Results of a three-year soil health study focusing on arbuscular mycorrhizal (AM) fungi proves there is still much to learn about soil microbes.
“This is the purpose of research,” explains Mike Lehman, Soil Microbiologist for the U.S. Department of Agriculture-Agriculture Research Station (USDA-ARS) in Brookings, S.D.
The study focused on answering two questions.
1. Would extending the amount of time plants were growing in the soil, through cover crops, increase AM fungal numbers, biomass, or root colonization?
2. If there is an increased amount of AM present on corn roots (in other words, increased root colonization), will this lead to bigger plants with greater nutrient content, and increased yields?

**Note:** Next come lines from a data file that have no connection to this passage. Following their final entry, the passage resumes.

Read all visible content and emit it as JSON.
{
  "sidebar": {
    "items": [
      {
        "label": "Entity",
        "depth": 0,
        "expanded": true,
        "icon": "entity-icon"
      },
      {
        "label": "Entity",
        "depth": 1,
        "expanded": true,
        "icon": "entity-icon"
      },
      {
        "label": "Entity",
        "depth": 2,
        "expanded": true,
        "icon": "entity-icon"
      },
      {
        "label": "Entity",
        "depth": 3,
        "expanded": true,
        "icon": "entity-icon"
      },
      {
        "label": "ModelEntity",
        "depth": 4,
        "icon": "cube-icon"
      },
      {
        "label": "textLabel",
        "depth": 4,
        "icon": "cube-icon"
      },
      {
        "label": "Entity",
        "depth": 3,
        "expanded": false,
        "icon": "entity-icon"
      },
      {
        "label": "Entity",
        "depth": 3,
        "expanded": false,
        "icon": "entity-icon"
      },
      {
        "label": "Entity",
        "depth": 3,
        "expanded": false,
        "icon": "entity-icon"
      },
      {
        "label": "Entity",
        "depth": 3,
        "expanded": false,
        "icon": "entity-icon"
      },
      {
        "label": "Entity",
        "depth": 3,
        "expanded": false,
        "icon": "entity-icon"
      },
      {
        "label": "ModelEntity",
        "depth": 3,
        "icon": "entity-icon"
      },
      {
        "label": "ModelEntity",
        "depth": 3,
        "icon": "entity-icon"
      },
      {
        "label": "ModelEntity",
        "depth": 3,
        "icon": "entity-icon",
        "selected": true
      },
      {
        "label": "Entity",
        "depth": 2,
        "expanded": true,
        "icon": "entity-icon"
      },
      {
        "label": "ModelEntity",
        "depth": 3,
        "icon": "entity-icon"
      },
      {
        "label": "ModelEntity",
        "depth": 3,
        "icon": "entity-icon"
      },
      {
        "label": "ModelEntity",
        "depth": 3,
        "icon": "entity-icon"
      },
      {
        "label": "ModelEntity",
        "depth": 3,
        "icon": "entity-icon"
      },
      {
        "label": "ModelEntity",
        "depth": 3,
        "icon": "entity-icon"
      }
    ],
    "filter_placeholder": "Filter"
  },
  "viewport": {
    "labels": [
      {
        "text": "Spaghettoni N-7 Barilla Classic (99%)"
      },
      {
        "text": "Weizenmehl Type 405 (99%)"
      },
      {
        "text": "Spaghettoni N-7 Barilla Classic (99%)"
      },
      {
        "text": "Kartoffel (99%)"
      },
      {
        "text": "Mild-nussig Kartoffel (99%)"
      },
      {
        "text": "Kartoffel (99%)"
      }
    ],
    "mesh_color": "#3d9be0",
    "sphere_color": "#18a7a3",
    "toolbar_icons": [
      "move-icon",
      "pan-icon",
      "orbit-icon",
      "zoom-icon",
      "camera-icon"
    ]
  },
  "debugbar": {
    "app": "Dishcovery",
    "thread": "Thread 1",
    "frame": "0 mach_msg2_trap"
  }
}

So, what are the answers based on research? Yes and no.
“We learned cover crops can increase the numbers of native AM in the soil. But (the data also showed) we should not expect this increase to translate into an observable positive impact on the crop within one season,” Lehman explains.